ACTION ITEM
Within the data below, tally the lines that contain "местоимения" and state only the total.

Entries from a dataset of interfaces
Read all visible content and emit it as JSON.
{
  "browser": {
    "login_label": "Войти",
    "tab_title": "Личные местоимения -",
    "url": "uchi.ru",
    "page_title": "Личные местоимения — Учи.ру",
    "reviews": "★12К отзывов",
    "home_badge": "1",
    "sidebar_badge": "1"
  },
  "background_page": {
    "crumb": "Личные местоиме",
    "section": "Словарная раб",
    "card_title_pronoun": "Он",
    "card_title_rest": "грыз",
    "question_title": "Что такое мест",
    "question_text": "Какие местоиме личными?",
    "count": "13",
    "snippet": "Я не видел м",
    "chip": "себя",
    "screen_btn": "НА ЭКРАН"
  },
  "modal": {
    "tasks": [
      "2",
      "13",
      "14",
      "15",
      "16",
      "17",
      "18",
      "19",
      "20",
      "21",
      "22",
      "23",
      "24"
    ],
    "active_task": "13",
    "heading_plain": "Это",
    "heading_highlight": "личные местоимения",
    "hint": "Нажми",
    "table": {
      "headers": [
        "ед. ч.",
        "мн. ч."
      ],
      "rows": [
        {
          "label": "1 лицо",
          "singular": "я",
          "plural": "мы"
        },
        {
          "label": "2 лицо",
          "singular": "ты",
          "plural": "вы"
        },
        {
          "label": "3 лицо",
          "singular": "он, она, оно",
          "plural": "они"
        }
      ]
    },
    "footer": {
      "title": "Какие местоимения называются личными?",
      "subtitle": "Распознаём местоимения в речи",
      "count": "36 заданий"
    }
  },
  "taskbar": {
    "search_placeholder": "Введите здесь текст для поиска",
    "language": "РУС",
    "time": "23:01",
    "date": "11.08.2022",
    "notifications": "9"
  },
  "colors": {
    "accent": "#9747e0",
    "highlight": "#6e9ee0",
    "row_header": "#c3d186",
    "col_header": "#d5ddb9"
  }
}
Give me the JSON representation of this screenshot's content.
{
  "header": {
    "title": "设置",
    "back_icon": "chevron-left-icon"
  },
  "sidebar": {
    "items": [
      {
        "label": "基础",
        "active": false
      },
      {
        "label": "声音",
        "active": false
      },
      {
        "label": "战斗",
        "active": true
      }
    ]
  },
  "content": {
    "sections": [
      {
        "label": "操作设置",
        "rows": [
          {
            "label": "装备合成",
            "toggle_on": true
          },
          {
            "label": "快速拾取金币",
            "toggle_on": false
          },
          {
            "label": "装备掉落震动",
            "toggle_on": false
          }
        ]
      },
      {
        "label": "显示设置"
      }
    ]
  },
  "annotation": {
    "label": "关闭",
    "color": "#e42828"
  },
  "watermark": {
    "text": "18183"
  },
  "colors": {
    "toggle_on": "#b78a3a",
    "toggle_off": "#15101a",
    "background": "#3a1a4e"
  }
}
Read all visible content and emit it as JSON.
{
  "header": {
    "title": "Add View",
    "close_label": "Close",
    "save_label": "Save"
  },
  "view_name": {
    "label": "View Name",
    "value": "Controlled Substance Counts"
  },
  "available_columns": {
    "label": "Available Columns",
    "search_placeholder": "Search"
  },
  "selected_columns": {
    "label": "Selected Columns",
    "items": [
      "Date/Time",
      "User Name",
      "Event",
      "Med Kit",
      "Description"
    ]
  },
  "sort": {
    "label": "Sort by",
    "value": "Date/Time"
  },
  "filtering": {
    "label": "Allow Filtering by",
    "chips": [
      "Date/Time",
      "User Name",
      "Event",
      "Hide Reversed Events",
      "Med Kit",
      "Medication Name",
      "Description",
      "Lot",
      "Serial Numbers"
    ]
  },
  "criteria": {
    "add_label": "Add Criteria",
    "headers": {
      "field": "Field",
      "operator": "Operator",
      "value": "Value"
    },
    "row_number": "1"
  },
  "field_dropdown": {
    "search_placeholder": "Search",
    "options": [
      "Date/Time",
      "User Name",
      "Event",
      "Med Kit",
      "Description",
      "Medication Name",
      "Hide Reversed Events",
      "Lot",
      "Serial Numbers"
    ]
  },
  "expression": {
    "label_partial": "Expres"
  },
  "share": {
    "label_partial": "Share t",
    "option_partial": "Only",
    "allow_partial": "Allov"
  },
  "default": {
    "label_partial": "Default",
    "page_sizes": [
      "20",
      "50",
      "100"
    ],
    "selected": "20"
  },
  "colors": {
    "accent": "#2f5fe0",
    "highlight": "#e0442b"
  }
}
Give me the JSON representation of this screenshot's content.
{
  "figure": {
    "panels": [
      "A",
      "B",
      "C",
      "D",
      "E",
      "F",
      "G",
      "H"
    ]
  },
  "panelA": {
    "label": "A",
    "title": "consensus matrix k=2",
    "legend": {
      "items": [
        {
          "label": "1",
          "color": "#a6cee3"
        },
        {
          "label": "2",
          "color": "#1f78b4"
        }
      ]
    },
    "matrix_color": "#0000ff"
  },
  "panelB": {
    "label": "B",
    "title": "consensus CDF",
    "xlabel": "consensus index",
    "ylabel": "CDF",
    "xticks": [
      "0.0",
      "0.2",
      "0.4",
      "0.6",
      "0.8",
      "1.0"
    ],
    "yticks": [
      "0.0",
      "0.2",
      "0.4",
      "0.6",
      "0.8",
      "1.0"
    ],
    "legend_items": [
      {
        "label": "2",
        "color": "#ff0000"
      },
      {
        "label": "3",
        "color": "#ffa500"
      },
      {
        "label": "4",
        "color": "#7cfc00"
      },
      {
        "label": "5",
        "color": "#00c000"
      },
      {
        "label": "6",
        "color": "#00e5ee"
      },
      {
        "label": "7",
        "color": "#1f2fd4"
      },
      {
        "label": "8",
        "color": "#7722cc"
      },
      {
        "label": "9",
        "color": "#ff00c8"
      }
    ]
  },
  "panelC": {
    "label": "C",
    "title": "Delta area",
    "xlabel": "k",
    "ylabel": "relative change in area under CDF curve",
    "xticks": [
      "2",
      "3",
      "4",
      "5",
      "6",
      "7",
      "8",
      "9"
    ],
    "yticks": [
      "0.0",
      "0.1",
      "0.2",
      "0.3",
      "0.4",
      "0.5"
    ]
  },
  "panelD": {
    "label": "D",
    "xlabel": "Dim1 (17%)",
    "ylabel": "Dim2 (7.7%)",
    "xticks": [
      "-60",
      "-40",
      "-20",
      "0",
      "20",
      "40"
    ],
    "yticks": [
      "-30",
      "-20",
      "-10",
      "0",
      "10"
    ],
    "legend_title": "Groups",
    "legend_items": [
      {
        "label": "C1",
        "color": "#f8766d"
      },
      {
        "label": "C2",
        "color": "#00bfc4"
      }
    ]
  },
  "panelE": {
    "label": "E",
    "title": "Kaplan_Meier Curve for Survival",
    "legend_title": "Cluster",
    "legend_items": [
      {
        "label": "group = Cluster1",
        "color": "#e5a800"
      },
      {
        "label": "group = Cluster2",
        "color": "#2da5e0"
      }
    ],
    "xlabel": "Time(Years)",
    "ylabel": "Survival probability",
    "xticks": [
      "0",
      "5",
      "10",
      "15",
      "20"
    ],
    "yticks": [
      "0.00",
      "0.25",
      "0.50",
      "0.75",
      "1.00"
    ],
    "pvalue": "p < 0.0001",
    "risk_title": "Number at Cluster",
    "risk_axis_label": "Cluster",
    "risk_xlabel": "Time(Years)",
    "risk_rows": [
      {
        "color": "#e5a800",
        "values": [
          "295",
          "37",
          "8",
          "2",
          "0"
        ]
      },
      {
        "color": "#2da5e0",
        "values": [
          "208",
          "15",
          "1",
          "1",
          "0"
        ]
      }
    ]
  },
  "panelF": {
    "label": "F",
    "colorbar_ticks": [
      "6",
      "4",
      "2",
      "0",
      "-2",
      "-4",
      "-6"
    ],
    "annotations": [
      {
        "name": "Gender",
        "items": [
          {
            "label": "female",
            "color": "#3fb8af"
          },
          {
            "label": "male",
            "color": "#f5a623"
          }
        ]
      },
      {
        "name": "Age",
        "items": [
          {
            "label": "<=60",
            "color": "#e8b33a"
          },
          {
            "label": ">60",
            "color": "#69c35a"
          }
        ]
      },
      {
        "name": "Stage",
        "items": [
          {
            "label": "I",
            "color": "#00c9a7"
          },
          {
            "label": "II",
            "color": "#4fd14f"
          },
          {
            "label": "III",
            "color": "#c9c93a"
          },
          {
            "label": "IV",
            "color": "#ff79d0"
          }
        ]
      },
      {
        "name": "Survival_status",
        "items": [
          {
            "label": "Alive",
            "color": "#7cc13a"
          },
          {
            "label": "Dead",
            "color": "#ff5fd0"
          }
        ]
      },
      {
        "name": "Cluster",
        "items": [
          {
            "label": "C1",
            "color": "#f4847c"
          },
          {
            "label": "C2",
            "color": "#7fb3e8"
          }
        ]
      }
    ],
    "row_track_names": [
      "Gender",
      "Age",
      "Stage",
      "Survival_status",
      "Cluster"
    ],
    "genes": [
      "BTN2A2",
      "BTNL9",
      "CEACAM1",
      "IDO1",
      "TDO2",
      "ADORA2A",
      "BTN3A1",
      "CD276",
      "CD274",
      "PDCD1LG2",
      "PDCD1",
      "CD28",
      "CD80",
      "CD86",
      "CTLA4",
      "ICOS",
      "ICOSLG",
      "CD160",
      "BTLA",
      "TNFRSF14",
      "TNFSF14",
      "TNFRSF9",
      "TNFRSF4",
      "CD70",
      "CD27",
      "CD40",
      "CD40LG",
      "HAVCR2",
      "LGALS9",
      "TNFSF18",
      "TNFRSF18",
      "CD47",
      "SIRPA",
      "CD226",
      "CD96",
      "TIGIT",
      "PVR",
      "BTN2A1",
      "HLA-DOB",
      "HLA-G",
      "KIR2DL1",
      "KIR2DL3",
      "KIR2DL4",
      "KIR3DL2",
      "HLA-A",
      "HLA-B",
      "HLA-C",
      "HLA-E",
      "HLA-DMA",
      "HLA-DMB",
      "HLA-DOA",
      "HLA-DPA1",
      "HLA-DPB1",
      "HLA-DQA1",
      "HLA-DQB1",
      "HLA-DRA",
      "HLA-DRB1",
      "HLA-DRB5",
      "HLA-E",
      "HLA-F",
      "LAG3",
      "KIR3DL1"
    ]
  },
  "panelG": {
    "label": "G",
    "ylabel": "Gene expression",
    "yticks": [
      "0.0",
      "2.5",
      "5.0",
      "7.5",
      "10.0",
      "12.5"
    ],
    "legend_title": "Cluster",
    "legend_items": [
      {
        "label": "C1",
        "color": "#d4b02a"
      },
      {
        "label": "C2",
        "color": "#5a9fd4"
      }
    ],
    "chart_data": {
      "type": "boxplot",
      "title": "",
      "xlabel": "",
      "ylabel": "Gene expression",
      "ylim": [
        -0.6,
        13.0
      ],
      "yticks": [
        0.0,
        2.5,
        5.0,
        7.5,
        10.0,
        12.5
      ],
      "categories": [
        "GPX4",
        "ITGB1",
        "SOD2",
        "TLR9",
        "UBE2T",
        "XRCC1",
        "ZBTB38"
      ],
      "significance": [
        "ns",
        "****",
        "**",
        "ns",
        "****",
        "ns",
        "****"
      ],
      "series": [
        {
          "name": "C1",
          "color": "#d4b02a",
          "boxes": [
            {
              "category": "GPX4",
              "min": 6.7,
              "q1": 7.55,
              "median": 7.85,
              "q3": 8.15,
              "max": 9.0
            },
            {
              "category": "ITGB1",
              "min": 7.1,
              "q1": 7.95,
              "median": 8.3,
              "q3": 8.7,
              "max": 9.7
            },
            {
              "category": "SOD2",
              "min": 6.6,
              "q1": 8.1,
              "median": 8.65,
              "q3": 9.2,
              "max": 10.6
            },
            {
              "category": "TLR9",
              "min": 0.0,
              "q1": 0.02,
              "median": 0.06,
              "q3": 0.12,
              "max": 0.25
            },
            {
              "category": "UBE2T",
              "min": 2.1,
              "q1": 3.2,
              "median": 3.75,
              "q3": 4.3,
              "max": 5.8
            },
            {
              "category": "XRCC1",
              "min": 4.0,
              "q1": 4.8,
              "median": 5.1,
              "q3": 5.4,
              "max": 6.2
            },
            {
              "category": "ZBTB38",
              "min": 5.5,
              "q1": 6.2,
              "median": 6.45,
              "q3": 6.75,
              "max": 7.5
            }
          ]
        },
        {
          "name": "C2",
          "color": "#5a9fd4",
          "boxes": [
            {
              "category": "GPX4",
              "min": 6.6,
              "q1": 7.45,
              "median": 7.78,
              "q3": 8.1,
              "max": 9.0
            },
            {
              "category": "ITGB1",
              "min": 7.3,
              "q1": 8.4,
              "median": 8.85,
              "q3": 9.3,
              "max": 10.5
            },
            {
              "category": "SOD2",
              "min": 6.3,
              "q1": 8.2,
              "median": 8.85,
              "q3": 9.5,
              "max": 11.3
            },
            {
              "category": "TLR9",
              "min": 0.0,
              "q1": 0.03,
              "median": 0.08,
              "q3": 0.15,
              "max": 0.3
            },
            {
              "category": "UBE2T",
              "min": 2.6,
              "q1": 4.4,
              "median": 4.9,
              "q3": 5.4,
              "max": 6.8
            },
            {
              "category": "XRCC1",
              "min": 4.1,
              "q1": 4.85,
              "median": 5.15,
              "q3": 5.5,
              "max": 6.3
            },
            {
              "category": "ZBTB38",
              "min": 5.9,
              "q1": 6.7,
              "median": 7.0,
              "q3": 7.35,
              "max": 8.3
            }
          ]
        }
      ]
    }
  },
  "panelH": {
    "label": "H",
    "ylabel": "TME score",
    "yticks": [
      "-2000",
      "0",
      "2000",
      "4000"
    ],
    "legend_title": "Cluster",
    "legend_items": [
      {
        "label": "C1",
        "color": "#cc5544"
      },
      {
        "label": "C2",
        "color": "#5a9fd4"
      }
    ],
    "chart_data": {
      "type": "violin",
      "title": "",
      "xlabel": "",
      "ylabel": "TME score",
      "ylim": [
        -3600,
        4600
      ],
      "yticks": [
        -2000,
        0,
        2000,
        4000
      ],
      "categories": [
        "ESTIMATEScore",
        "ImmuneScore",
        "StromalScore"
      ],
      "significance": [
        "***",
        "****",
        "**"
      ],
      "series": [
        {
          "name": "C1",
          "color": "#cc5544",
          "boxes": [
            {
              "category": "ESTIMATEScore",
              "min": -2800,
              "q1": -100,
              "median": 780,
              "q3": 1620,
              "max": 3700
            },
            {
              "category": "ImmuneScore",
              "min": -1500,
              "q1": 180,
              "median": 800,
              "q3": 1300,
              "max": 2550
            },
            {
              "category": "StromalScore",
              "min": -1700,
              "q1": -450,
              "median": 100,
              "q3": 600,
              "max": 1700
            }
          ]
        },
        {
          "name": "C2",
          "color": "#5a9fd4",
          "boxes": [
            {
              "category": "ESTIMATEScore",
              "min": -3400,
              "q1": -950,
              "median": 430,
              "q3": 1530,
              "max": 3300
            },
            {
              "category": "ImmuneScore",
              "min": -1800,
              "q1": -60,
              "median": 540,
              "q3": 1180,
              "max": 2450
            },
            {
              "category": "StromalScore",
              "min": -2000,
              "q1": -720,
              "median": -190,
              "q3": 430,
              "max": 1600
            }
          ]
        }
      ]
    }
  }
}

ANSWER SPACE
5